Exercise = Check every line below for the string "download". Copy the ones that have it.

*** Listed entries

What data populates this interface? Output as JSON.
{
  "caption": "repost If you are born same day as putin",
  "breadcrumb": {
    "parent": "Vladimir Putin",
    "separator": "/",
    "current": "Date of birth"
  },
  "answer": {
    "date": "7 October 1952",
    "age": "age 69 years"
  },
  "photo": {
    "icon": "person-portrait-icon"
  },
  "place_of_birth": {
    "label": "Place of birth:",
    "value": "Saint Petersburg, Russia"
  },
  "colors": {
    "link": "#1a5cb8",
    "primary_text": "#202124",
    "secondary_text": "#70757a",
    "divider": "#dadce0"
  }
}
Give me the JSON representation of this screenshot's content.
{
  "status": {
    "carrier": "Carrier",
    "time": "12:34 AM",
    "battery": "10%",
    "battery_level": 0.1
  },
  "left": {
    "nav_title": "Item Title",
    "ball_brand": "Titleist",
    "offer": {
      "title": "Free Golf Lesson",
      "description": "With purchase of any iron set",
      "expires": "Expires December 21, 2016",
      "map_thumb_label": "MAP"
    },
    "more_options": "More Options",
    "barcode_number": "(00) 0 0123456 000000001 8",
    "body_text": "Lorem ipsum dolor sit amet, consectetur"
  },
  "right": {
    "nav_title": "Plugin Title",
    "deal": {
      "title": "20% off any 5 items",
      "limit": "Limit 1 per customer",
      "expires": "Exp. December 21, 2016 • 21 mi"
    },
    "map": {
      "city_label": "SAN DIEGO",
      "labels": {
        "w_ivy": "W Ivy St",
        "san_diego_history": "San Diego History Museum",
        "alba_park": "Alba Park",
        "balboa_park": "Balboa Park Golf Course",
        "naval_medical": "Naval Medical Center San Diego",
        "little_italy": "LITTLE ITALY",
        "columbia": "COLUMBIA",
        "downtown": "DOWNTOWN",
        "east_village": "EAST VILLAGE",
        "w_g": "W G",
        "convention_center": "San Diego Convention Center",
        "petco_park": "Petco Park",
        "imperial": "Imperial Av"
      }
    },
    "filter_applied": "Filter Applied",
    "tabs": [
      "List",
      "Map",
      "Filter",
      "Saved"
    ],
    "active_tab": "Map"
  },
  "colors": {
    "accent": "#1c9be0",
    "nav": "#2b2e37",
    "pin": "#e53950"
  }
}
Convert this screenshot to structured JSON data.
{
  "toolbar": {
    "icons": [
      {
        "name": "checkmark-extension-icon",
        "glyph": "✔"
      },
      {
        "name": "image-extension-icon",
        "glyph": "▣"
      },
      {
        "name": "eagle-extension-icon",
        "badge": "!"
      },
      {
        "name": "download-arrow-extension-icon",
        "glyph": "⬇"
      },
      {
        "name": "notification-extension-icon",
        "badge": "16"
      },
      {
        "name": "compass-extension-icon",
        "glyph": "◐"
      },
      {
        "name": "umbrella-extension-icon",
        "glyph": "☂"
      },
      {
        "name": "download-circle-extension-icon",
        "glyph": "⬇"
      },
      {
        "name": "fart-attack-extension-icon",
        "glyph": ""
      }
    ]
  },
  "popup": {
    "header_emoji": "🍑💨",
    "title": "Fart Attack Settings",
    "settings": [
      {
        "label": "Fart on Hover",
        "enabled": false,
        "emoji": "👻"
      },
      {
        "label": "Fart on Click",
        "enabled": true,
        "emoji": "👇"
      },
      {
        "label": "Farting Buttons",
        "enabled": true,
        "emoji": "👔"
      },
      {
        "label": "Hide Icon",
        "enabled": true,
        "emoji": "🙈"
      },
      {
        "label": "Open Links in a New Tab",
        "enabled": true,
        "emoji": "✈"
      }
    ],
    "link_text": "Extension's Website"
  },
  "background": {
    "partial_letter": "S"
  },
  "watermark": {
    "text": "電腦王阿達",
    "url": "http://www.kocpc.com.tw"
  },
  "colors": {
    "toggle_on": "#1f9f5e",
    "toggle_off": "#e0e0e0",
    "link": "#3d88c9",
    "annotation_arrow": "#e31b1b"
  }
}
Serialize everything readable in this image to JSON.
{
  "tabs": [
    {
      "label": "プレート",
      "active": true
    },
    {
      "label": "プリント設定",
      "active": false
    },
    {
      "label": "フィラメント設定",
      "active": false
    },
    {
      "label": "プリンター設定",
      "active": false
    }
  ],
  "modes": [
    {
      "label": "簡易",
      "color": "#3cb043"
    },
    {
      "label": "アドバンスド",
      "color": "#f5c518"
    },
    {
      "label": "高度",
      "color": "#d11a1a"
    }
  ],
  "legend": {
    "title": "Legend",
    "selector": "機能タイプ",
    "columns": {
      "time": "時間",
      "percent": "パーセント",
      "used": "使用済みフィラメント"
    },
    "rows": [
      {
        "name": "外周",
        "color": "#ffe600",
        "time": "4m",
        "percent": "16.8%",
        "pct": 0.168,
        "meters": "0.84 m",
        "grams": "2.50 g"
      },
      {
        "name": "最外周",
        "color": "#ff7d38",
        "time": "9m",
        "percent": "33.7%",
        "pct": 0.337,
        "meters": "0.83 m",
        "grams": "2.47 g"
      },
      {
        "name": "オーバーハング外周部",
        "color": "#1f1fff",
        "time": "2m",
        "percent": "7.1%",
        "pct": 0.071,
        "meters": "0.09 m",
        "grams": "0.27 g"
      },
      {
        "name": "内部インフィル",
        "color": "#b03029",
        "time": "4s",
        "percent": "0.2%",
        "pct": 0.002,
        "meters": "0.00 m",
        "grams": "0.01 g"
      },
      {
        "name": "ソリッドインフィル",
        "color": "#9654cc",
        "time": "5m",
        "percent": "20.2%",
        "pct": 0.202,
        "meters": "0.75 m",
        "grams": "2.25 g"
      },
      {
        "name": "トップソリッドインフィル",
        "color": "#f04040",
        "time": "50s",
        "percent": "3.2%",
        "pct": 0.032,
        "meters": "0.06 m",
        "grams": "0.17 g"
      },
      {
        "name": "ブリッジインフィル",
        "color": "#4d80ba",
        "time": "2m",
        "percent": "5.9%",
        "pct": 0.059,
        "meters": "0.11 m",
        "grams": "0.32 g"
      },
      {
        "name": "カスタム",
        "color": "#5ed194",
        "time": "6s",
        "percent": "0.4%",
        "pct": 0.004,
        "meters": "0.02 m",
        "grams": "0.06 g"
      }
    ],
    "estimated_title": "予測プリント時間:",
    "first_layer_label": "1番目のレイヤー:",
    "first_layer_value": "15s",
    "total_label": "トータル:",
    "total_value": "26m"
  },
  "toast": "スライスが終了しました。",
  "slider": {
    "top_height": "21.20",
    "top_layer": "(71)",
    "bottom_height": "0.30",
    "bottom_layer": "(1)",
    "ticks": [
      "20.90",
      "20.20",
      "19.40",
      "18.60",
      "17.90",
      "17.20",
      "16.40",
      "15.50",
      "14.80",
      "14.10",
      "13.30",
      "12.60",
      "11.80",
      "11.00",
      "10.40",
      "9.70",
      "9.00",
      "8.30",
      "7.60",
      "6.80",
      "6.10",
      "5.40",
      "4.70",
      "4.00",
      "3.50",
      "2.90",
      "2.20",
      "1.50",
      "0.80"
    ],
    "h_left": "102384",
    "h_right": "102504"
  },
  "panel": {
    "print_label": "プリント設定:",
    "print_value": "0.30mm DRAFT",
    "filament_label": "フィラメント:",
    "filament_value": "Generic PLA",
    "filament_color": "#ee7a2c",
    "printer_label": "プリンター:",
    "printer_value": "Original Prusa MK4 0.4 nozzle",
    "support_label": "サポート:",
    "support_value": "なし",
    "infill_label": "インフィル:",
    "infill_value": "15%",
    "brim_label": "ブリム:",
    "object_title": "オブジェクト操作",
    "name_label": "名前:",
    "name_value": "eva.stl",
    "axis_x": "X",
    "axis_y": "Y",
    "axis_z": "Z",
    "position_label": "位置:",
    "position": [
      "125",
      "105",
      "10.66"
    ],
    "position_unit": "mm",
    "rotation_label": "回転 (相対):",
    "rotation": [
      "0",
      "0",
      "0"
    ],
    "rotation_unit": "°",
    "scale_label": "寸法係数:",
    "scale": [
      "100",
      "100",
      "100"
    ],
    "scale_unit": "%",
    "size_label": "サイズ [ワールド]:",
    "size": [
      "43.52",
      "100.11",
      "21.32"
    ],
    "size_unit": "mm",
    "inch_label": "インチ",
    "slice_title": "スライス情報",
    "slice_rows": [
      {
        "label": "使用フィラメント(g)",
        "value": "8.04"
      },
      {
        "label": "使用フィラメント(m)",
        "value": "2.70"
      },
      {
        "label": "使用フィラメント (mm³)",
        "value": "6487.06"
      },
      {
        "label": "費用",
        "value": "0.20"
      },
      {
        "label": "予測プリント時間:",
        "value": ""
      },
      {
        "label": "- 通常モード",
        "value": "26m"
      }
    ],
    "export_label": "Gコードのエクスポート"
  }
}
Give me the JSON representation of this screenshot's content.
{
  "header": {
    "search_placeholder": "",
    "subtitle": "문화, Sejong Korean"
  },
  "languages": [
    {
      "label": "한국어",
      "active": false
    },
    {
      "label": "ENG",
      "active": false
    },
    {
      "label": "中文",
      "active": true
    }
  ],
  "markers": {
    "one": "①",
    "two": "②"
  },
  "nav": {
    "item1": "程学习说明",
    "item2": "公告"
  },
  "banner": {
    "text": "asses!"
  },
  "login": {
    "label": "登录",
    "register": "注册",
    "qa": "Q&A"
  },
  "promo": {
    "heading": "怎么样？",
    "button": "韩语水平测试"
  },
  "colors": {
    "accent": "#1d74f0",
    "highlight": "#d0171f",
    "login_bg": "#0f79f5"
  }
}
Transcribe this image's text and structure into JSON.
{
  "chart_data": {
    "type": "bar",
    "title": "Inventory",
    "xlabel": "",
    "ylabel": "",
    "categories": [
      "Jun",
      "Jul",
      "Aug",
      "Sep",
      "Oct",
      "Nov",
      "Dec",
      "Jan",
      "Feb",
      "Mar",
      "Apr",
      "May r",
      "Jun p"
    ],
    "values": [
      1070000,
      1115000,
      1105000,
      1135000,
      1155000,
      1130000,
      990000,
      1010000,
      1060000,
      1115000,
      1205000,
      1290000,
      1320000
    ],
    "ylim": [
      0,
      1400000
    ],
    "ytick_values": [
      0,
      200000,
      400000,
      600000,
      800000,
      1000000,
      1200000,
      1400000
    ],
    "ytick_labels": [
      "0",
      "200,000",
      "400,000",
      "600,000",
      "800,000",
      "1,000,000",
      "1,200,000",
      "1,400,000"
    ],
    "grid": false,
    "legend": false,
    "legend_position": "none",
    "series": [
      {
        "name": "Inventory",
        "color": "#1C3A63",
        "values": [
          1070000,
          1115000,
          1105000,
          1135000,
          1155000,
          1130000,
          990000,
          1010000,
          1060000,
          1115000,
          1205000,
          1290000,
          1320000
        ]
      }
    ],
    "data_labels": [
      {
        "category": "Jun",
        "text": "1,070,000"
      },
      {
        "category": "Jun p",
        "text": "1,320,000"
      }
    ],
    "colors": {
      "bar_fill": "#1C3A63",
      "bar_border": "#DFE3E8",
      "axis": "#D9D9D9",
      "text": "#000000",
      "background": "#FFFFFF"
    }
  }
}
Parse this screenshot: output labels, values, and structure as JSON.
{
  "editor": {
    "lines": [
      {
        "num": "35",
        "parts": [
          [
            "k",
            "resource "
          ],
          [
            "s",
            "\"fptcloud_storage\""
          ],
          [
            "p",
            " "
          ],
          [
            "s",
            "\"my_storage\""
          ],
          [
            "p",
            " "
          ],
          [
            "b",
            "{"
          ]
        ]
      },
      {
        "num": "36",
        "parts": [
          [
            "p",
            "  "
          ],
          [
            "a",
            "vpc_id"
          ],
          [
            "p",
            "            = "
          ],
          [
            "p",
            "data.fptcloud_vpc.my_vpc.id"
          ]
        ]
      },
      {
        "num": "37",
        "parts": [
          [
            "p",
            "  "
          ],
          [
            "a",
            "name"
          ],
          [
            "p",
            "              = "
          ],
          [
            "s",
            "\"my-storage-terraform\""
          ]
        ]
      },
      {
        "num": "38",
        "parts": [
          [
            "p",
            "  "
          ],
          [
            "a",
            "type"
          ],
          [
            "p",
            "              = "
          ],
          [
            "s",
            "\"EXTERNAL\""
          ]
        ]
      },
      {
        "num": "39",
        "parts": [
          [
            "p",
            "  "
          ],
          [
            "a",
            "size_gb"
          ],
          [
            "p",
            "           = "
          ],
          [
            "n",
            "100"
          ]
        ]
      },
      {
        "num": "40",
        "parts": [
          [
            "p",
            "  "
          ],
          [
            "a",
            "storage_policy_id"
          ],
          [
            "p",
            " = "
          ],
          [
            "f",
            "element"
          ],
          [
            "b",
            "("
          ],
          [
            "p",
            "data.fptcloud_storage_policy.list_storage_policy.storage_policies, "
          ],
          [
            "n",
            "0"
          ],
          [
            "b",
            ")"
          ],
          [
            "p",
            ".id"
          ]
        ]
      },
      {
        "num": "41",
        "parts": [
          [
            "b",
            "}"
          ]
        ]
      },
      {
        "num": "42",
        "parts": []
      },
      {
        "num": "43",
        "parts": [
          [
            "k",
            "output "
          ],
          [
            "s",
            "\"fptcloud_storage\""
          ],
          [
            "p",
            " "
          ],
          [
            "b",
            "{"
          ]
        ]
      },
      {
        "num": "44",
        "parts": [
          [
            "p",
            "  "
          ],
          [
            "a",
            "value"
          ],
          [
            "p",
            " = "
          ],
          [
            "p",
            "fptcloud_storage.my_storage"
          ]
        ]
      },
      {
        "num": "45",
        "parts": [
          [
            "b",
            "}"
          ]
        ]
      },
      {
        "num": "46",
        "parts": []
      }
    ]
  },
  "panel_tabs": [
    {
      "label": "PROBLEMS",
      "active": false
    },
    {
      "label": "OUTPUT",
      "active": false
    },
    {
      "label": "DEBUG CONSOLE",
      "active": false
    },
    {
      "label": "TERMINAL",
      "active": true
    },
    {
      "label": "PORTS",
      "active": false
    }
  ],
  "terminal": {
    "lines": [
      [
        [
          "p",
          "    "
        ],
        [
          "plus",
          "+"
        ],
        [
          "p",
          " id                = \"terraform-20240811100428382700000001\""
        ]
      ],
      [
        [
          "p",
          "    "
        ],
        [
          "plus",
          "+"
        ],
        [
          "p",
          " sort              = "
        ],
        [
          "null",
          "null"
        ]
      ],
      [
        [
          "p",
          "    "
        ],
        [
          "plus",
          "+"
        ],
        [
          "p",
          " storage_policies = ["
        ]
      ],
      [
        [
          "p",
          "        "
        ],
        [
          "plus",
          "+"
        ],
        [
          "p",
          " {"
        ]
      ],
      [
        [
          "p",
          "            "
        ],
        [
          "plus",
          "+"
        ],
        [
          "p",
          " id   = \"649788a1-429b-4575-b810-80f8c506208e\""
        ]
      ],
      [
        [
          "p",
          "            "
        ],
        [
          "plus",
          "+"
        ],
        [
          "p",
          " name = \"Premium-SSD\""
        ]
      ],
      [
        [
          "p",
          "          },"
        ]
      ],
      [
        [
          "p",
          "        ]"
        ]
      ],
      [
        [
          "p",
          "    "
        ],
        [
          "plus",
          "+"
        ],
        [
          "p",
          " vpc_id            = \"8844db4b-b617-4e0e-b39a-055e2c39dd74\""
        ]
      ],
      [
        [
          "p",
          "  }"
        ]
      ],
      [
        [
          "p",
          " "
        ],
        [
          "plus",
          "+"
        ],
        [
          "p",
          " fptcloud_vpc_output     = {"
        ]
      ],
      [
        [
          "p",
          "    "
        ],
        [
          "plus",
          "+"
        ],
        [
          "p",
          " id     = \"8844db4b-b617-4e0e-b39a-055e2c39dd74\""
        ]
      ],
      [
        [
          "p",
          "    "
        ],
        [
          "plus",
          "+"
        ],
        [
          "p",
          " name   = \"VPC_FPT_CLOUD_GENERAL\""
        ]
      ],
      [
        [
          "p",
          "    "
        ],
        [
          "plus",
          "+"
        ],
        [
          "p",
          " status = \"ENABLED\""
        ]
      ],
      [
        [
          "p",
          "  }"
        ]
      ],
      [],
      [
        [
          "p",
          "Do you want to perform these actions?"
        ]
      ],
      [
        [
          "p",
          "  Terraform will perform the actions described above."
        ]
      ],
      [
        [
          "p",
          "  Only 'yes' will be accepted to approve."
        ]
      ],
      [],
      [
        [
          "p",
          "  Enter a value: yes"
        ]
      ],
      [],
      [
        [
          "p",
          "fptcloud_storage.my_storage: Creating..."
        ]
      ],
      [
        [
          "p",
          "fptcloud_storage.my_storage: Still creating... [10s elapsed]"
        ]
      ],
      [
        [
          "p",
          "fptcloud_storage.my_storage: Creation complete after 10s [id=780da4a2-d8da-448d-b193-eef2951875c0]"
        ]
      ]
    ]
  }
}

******

Answer area =
        "name": "download-arrow-extension-icon",
        "name": "download-circle-extension-icon",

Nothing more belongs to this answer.